Citizenship stripping should rely on conviction by court and might be unconstitutional.
The Law Council of Australia has expressed serious concerns regarding current laws that allow terror suspects to be stripped of Australian citizenship ahead of today’s Parliamentary Joint Committee on Intelligence and Security (PJCIS) hearing.
Law Council President, Arthur Moses SC, said the Federal Government’s citizenship renunciation by conduct and cessation provisions set a low threshold for citizenship loss and did not align with the principles of natural justice.
These laws, which were introduced in 2015, are currently being reviewed by the PJCIS.

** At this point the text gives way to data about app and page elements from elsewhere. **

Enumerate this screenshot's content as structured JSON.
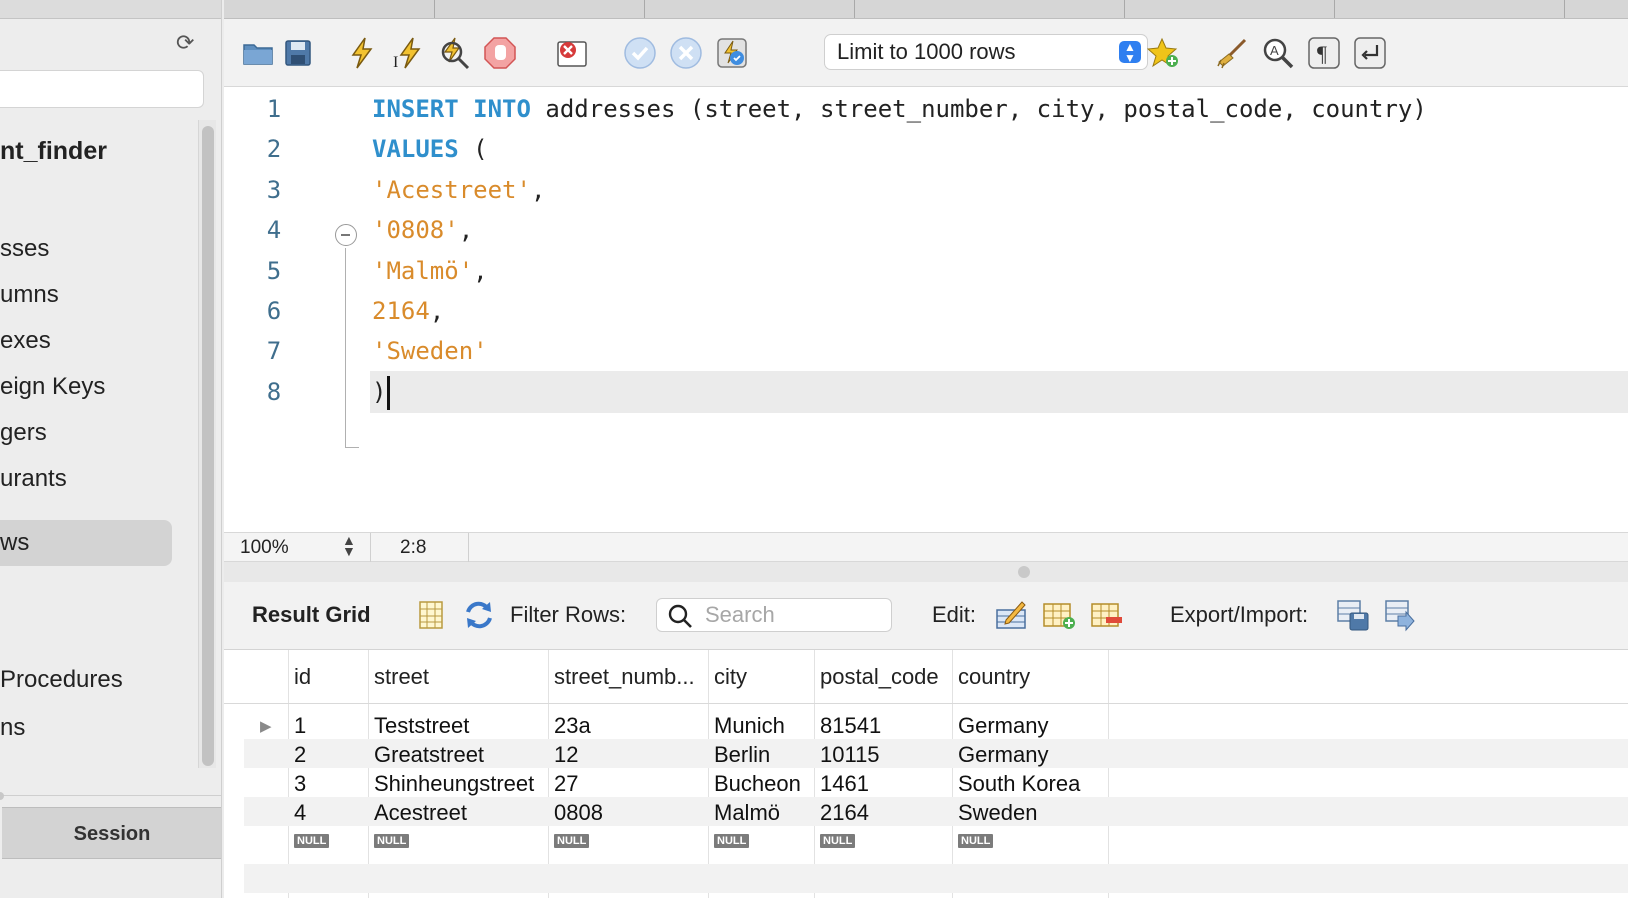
{
  "sidebar": {
    "schema_name": "nt_finder",
    "items": [
      {
        "label": "sses"
      },
      {
        "label": "umns"
      },
      {
        "label": "exes"
      },
      {
        "label": "eign Keys"
      },
      {
        "label": "gers"
      },
      {
        "label": "urants"
      },
      {
        "label": "ws"
      },
      {
        "label": "Procedures"
      },
      {
        "label": "ns"
      }
    ],
    "session_label": "Session"
  },
  "toolbar": {
    "limit_label": "Limit to 1000 rows",
    "icons": [
      "open-folder-icon",
      "save-icon",
      "execute-icon",
      "execute-current-icon",
      "explain-icon",
      "stop-icon",
      "toggle-error-icon",
      "commit-icon",
      "rollback-icon",
      "autocommit-icon",
      "bookmark-icon",
      "beautify-icon",
      "find-icon",
      "invisibles-icon",
      "wrap-icon"
    ]
  },
  "editor": {
    "lines": [
      {
        "no": "1",
        "parts": [
          [
            "kw",
            "INSERT INTO"
          ],
          [
            "plain",
            " addresses (street, street_number, city, postal_code, country)"
          ]
        ]
      },
      {
        "no": "2",
        "parts": [
          [
            "kw",
            "VALUES"
          ],
          [
            "plain",
            " ("
          ]
        ]
      },
      {
        "no": "3",
        "parts": [
          [
            "str",
            "'Acestreet'"
          ],
          [
            "plain",
            ","
          ]
        ]
      },
      {
        "no": "4",
        "parts": [
          [
            "str",
            "'0808'"
          ],
          [
            "plain",
            ","
          ]
        ]
      },
      {
        "no": "5",
        "parts": [
          [
            "str",
            "'Malmö'"
          ],
          [
            "plain",
            ","
          ]
        ]
      },
      {
        "no": "6",
        "parts": [
          [
            "num",
            "2164"
          ],
          [
            "plain",
            ","
          ]
        ]
      },
      {
        "no": "7",
        "parts": [
          [
            "str",
            "'Sweden'"
          ]
        ]
      },
      {
        "no": "8",
        "parts": [
          [
            "plain",
            ")"
          ]
        ]
      }
    ],
    "current_line": 8
  },
  "status": {
    "zoom": "100%",
    "cursor_position": "2:8"
  },
  "result": {
    "title": "Result Grid",
    "filter_label": "Filter Rows:",
    "search_placeholder": "Search",
    "edit_label": "Edit:",
    "export_label": "Export/Import:",
    "columns": [
      "id",
      "street",
      "street_numb...",
      "city",
      "postal_code",
      "country"
    ],
    "rows": [
      [
        "1",
        "Teststreet",
        "23a",
        "Munich",
        "81541",
        "Germany"
      ],
      [
        "2",
        "Greatstreet",
        "12",
        "Berlin",
        "10115",
        "Germany"
      ],
      [
        "3",
        "Shinheungstreet",
        "27",
        "Bucheon",
        "1461",
        "South Korea"
      ],
      [
        "4",
        "Acestreet",
        "0808",
        "Malmö",
        "2164",
        "Sweden"
      ]
    ],
    "null_label": "NULL"
  },
  "colors": {
    "keyword": "#2f8fcc",
    "string": "#d98b2b",
    "line_number": "#3f6e8d"
  }
}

Protecting Australians from the threat of terrorism must always be a top priority, so the government must ensure national security legislation is effective,” Mr Moses said.
Guilt and innocence should always be determined by a court – this a cornerstone of Australian democracy and one that must be fiercely protected.
The government should not pursue a policy of exclusion that could see potential terrorists shipped to another jurisdiction, which may not have adequate security infrastructure and respect for the rule of law.
When such individuals are outside Australia we lose control of them, which could in effect expose Australians and others to further harm.”
Mr Moses said the laws could contravene Australia’s international obligations that require no person is rendered stateless.
Given the threshold for proof of dual citizenship has been set so low there is no guarantee a person would acquire citizenship of another country,” Mr Moses said.
There needs to be no ambiguity. Problems with the legislation were illustrated clearly in the case of Neil Prakash.
There needs to be adequate checks and balances in place to ensure that if a person is stripped of their citizenship there is just cause. This means a person should be convicted of a terrorism-related offence by an Australian court before such a decision is made.”
There are also concerns regarding the constitutionality of the laws, with power to revoke citizenship vested in the Minister for Home Affairs rather than a court.